Jonathan G. Stein is relatively new to blogging at The Practice, which he launched earlier this year. Like many bloggers, he's using his newfound blog to tell other lawyers how to communicate effectively.
Regarding the term blawg, and not blog. People who made up the term blawg are, in my opinion, MORONS. Let me see if I can explain why. There is a word in the language that defines something. (Blog, a web-based writing tool, short for web log.) An attorney comes along and thinks it would be cute to spell it bLAWg and pronounce it the same way. Now, you have two different words that sound the same. Okay, we have that with there, there and they’re. I get it. But, in this case, the second spelling only serves one purpose: to separate out lawyer blogs from the other blogs. It comes across as snobby.Jonathan might have missed the intelligent discussion of this neologism, blawg, a portmanteau or sandwich word that was coined by Denise Howell in early 2002.
But the position I find most persuasive, in this regard, was taken by another personal injury lawyer, Norman Gregory Fernandez, who wrote recently, "Do you know what blawg means?"
I have been blogging for a few months now and I’m really enjoying it. I not only enjoy writing legal articles, but also articles related to motorcycle safety, and motorcycle ride reports.So, which of these law bloggers comes across as snobby?
I recently read a discussion about the term “Blawg.” The term Blawg, was coined by a lawyer who was writing about legal issues. Hence the term Blawg was born and is used to describe a law related Blog.
I know the term Blawg is not generally recognized on the Internet at this time for what it is; a law related Blawg. However, I have decided to embrace the term and add it to the name of my Blog. My Blog will officially now be known as "Biker and Motorcycle Lawyer Blog / Blawg."
In researching the term “Blawg,” I found what is “the mother of all Blawg sites.” You can check out that site by clicking here now.
My Blog is listed as "Biker Law Blog" on this site.
If you want to gain insight into the legal world, this would be a good place to start. I have never seen so many lawyers, law professors, and other legal professionals all featured on one location.
I look forward to writing many articles in the years to come.
Update: Welcome blog readers arriving from this link on The Practice.
I posted a comment in reply to that post, which Jonathan Stein apparently removed.
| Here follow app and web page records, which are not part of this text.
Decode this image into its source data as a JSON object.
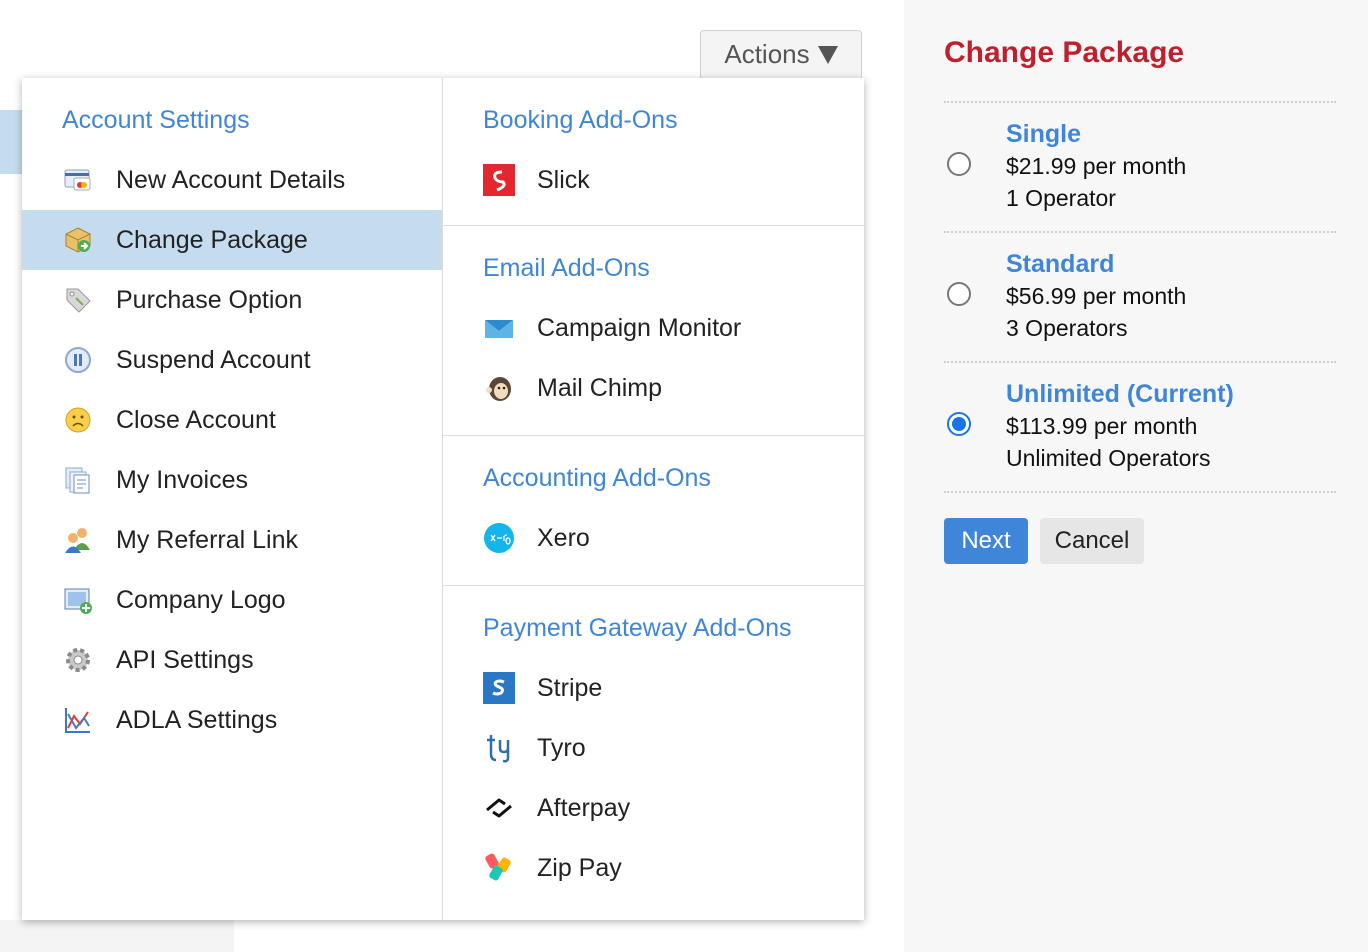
{
  "actions": {
    "label": "Actions"
  },
  "account_settings": {
    "heading": "Account Settings",
    "items": [
      {
        "label": "New Account Details",
        "icon": "credit-card-icon"
      },
      {
        "label": "Change Package",
        "icon": "package-icon",
        "active": true
      },
      {
        "label": "Purchase Option",
        "icon": "tag-icon"
      },
      {
        "label": "Suspend Account",
        "icon": "pause-icon"
      },
      {
        "label": "Close Account",
        "icon": "sad-face-icon"
      },
      {
        "label": "My Invoices",
        "icon": "invoices-icon"
      },
      {
        "label": "My Referral Link",
        "icon": "users-icon"
      },
      {
        "label": "Company Logo",
        "icon": "image-add-icon"
      },
      {
        "label": "API Settings",
        "icon": "gear-icon"
      },
      {
        "label": "ADLA Settings",
        "icon": "chart-icon"
      }
    ]
  },
  "booking_addons": {
    "heading": "Booking Add-Ons",
    "items": [
      {
        "label": "Slick",
        "icon": "slick-logo-icon"
      }
    ]
  },
  "email_addons": {
    "heading": "Email Add-Ons",
    "items": [
      {
        "label": "Campaign Monitor",
        "icon": "campaign-monitor-icon"
      },
      {
        "label": "Mail Chimp",
        "icon": "mailchimp-icon"
      }
    ]
  },
  "accounting_addons": {
    "heading": "Accounting Add-Ons",
    "items": [
      {
        "label": "Xero",
        "icon": "xero-icon"
      }
    ]
  },
  "payment_addons": {
    "heading": "Payment Gateway Add-Ons",
    "items": [
      {
        "label": "Stripe",
        "icon": "stripe-icon"
      },
      {
        "label": "Tyro",
        "icon": "tyro-icon"
      },
      {
        "label": "Afterpay",
        "icon": "afterpay-icon"
      },
      {
        "label": "Zip Pay",
        "icon": "zippay-icon"
      }
    ]
  },
  "change_package": {
    "title": "Change Package",
    "plans": [
      {
        "name": "Single",
        "price": "$21.99 per month",
        "operators": "1 Operator",
        "selected": false
      },
      {
        "name": "Standard",
        "price": "$56.99 per month",
        "operators": "3 Operators",
        "selected": false
      },
      {
        "name": "Unlimited (Current)",
        "price": "$113.99 per month",
        "operators": "Unlimited Operators",
        "selected": true
      }
    ],
    "next_label": "Next",
    "cancel_label": "Cancel"
  },
  "colors": {
    "accent": "#3f86d8",
    "title_red": "#c0202e",
    "active_row": "#c5dcee",
    "radio_checked": "#1a73e8"
  }
}
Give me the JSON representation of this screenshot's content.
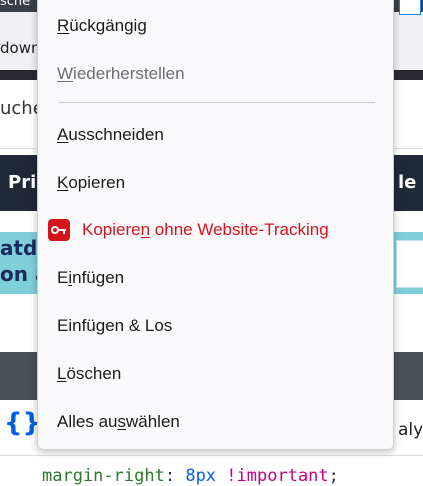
{
  "background": {
    "top_fragment": "sche",
    "row2_fragment": "down",
    "search_fragment": "uche",
    "nav_left_fragment": "Pri",
    "nav_right_fragment": "le",
    "banner_fragment_1": "atde",
    "banner_fragment_2": "on a",
    "devtools_icon": "{}",
    "right_fragment": "aly",
    "code_line": {
      "property": "margin-right",
      "colon": ":",
      "value": "8px",
      "important": "!important",
      "semicolon": ";"
    }
  },
  "context_menu": {
    "items": [
      {
        "label": "Rückgängig",
        "underline_index": 0,
        "state": "enabled"
      },
      {
        "label": "Wiederherstellen",
        "underline_index": 0,
        "state": "disabled"
      },
      {
        "label": "Ausschneiden",
        "underline_index": 0,
        "state": "enabled"
      },
      {
        "label": "Kopieren",
        "underline_index": 0,
        "state": "enabled"
      },
      {
        "label": "Kopieren ohne Website-Tracking",
        "underline_index": 7,
        "state": "highlight",
        "icon": "key-icon"
      },
      {
        "label": "Einfügen",
        "underline_index": 1,
        "state": "enabled"
      },
      {
        "label": "Einfügen & Los",
        "underline_index": -1,
        "state": "enabled"
      },
      {
        "label": "Löschen",
        "underline_index": 0,
        "state": "enabled"
      },
      {
        "label": "Alles auswählen",
        "underline_index": 8,
        "state": "enabled"
      }
    ]
  },
  "colors": {
    "highlight_red": "#d4141c",
    "nav_dark": "#1f2937",
    "banner_teal": "#7fcfd8",
    "devtools_gray": "#4b5057"
  }
}
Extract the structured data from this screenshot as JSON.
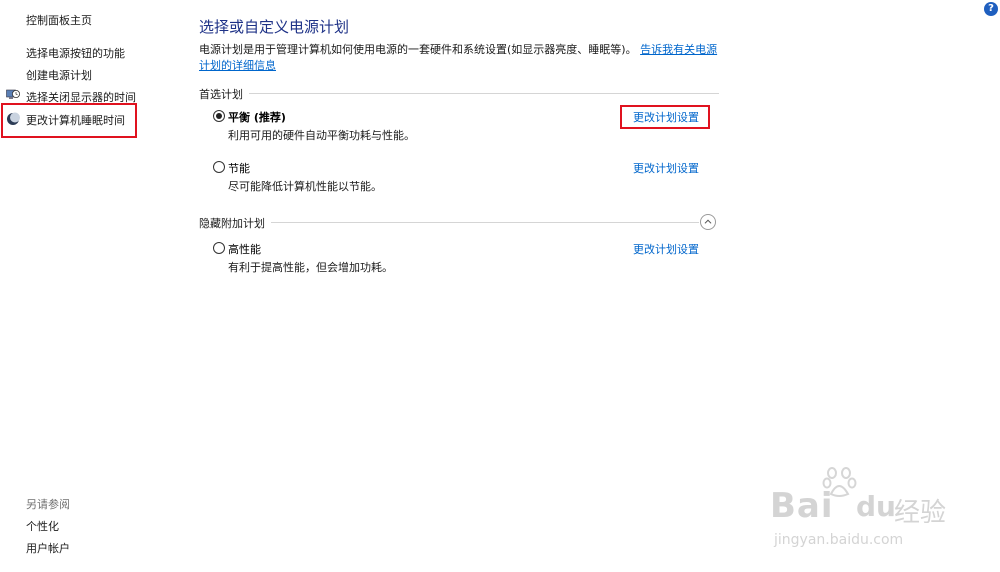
{
  "sidebar": {
    "home": "控制面板主页",
    "links": [
      "选择电源按钮的功能",
      "创建电源计划",
      "选择关闭显示器的时间",
      "更改计算机睡眠时间"
    ],
    "see_also_title": "另请参阅",
    "see_also": [
      "个性化",
      "用户帐户"
    ]
  },
  "main": {
    "title": "选择或自定义电源计划",
    "description": "电源计划是用于管理计算机如何使用电源的一套硬件和系统设置(如显示器亮度、睡眠等)。",
    "description_link": "告诉我有关电源计划的详细信息",
    "preferred_label": "首选计划",
    "hidden_label": "隐藏附加计划",
    "preferred_plans": [
      {
        "name": "平衡 (推荐)",
        "desc": "利用可用的硬件自动平衡功耗与性能。",
        "link": "更改计划设置",
        "selected": true
      },
      {
        "name": "节能",
        "desc": "尽可能降低计算机性能以节能。",
        "link": "更改计划设置",
        "selected": false
      }
    ],
    "hidden_plans": [
      {
        "name": "高性能",
        "desc": "有利于提高性能，但会增加功耗。",
        "link": "更改计划设置",
        "selected": false
      }
    ]
  },
  "help_icon": "?",
  "icons": {
    "monitor-clock": "monitor-clock-icon",
    "moon": "moon-icon",
    "help": "help-icon",
    "collapse": "chevron-up-icon"
  },
  "colors": {
    "title": "#1e3287",
    "link": "#0066cc",
    "highlight": "#e0121f"
  },
  "watermark": {
    "brand": "Bai",
    "brand2": "du",
    "cn": "经验",
    "url": "jingyan.baidu.com"
  }
}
That is his prerogative. Here's what I wrote in that comment:
Jonathan, you wrote: Example: I was recently written up in the Sacramento Business Journal about my personal injury blog. How did they get my name? The author searched "sacramento blog" and mine came up. If I called my blog a "blawg," it never would have come up.For greater clarity, this post does not suggest that Jonathan is snobby because he doesn't think we should use the word blawg, as he misinterprets my point. It just raises a question whether the tone of a blogger's writing might have a lot more to do with "coming across as snobby" than whether or not a law blogger uses the word blawg to differentiate a blog as being law-related.
Google: employment blog
Find: George's Employment Blawg
You also wrote: No one outside of the legal profession knows the word blawg. So, if you want people to be able to find your blog, you need to call it what they call it: a blog.
Perhaps Kevin O'Keefe would pipe in and tell us how he uses the word "blawg" on his weblog and in tags to increase the exposure of his blog.
[Update: Kevin O'Keefe addresses the issue again on his blog, Real Lawyers Have Blogs.]
See also: "The gospel of blawging" an article in the Des Moines Business Record Online dated November 5, 2006, featuring Iowa lawyers and bloggers Rush Nigut and Brett Trout.
[Update: Rush Nigut says Blog or Blawg: It's All Good]
Here's just a bit of what was written in that non-legal business journal:
Nigut said there have been judges who have cited blawgs in their decisions, showing just how much respect many are giving to blawgs.
"Blawgs are getting more authority," he said.
An added benefit of blawging is its low cost. Trout uses a free service to publish his blog, and Nigut uses a service with some extra features that only costs a little over $100 a year.
"You can't get that type of marketing for that price any other way," Trout said.
Posted by: Ed. | November 21, 2006 at 08:45 AM
Update January 7, 2007: For a thoughtful discussion of law blogs, see also the recent blog post on Ben Cowgill's Legal Ethics Newsletter headlined "Law-related blogs: Following in the footsteps of Thomas Jefferson" in which Ben Cowgill refers to this article in the Lexington Herald-Leader:
Lawyers take legal debates online
'BLAWGS' GIVE PERIODICAL DISCUSSIONS DAILY PLAY